[Web page and app entries]
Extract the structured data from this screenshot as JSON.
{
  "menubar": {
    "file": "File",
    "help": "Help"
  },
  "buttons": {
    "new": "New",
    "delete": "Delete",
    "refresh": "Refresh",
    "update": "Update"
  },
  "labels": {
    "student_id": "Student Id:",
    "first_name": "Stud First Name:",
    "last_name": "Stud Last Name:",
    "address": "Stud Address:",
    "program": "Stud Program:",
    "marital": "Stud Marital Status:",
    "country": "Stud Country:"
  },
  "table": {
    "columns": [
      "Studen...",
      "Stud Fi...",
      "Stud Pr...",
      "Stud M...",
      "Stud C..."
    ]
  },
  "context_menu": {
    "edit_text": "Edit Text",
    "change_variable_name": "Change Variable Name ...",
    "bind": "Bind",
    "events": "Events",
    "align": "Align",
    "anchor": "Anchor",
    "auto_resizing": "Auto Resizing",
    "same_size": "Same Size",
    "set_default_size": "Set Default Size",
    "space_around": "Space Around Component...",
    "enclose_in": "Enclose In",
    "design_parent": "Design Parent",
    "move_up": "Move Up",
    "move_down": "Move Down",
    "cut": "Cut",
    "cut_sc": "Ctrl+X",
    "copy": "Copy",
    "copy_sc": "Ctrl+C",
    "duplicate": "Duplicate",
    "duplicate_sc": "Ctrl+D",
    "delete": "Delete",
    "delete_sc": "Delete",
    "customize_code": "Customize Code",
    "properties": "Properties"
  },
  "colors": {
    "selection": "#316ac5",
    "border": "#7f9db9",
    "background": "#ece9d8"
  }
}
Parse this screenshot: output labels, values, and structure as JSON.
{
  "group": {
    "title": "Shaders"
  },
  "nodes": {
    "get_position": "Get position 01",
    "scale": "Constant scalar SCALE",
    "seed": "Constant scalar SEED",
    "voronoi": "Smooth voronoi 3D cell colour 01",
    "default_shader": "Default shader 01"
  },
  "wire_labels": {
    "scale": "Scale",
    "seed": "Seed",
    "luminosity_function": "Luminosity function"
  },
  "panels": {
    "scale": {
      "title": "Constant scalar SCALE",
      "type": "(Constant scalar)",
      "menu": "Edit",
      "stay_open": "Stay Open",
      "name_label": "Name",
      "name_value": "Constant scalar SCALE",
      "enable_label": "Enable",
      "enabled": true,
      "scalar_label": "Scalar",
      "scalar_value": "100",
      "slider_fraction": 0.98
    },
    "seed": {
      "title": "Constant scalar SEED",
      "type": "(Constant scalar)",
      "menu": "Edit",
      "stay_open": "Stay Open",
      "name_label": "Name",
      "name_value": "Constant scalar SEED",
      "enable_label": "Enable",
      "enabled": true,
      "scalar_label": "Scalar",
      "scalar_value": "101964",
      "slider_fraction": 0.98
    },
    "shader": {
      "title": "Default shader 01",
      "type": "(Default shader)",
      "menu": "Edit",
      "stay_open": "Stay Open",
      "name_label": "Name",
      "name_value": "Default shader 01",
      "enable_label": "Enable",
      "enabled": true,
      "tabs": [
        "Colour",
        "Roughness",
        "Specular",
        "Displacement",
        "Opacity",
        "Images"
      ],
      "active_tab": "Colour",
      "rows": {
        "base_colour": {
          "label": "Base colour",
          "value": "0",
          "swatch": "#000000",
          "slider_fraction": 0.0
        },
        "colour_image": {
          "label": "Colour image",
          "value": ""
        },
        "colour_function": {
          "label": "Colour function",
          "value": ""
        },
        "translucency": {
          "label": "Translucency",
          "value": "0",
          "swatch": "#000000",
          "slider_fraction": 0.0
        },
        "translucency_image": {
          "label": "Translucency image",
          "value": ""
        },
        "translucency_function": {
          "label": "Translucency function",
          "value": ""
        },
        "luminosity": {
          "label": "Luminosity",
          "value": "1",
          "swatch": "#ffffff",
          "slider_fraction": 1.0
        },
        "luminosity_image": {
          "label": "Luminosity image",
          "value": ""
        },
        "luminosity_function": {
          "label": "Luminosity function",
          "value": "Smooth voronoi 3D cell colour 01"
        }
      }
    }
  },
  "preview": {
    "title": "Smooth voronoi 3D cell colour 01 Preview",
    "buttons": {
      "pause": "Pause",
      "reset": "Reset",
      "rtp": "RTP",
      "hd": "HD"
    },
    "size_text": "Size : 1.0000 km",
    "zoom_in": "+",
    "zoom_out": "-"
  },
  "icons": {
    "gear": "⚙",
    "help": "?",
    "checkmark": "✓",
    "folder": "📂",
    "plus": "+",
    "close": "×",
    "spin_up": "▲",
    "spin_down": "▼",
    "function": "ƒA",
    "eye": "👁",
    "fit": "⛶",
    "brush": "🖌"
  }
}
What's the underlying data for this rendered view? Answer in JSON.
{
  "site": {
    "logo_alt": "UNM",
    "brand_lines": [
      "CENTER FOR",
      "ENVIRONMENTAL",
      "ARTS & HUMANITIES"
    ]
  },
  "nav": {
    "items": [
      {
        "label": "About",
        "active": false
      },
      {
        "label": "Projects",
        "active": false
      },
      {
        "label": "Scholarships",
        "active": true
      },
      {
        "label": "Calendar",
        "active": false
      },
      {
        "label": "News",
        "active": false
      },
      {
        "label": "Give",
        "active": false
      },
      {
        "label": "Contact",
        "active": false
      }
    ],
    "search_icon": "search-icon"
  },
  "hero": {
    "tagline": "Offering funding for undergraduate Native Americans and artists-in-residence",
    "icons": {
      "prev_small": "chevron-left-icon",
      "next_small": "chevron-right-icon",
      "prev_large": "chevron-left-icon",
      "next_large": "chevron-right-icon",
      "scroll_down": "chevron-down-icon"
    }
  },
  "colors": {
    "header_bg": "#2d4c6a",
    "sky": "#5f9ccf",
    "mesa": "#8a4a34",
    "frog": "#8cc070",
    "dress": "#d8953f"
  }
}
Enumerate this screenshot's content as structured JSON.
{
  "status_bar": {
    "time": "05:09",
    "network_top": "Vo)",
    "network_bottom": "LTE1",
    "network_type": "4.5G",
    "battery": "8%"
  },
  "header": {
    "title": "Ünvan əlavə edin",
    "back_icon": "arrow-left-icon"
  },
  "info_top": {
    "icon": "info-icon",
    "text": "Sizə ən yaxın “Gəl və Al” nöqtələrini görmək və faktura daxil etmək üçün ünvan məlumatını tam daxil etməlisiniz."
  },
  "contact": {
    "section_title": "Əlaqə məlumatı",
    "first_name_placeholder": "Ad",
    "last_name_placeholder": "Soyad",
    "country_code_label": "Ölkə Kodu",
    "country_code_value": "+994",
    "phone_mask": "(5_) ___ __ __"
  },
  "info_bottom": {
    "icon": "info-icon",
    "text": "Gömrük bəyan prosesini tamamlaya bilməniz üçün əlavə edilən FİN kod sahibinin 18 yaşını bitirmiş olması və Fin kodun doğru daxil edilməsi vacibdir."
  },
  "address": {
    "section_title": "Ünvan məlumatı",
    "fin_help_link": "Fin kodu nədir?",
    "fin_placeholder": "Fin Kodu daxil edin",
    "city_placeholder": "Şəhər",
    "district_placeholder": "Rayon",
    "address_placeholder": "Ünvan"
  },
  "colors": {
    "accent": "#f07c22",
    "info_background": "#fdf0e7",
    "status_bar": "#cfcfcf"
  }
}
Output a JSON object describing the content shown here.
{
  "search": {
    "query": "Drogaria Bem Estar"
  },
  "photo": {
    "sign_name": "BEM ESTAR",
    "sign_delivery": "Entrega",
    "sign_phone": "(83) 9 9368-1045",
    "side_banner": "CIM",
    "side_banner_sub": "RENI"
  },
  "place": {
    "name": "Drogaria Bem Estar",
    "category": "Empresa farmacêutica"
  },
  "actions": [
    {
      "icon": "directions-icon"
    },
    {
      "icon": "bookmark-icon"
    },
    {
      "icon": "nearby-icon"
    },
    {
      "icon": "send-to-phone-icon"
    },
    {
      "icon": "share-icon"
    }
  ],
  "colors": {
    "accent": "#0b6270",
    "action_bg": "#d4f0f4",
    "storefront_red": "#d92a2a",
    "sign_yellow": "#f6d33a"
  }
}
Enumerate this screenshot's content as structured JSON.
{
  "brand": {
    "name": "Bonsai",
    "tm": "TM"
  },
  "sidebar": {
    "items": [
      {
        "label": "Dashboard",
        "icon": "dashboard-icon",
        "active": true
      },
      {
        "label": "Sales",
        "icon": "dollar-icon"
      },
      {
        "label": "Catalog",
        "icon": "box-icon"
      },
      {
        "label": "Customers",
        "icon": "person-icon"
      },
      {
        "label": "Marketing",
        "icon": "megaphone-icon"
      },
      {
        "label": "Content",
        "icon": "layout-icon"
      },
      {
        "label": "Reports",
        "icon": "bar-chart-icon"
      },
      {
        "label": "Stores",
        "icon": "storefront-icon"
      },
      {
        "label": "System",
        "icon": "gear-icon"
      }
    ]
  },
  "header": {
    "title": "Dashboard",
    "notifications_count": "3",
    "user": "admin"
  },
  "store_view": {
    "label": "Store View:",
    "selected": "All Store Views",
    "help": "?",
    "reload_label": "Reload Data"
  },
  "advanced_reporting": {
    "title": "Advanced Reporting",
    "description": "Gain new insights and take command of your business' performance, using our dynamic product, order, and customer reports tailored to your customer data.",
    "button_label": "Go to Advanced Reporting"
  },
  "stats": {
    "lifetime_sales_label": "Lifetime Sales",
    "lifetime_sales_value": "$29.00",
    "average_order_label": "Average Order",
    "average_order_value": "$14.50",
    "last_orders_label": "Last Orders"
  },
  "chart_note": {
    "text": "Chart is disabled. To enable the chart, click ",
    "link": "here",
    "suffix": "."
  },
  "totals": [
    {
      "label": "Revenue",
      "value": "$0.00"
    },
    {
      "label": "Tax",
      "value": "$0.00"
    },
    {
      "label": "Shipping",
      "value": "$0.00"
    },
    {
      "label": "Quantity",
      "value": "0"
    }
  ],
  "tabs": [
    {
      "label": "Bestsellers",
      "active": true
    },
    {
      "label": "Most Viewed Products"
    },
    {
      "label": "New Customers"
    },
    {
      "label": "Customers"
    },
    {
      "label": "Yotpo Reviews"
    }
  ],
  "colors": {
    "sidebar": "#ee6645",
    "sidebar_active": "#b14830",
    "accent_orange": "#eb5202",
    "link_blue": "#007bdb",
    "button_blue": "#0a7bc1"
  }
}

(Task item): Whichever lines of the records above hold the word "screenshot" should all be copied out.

(Output below):
Extract the structured data from this screenshot as JSON.
Parse this screenshot: output labels, values, and structure as JSON.
Enumerate this screenshot's content as structured JSON.
Enumerate this screenshot's content as structured JSON.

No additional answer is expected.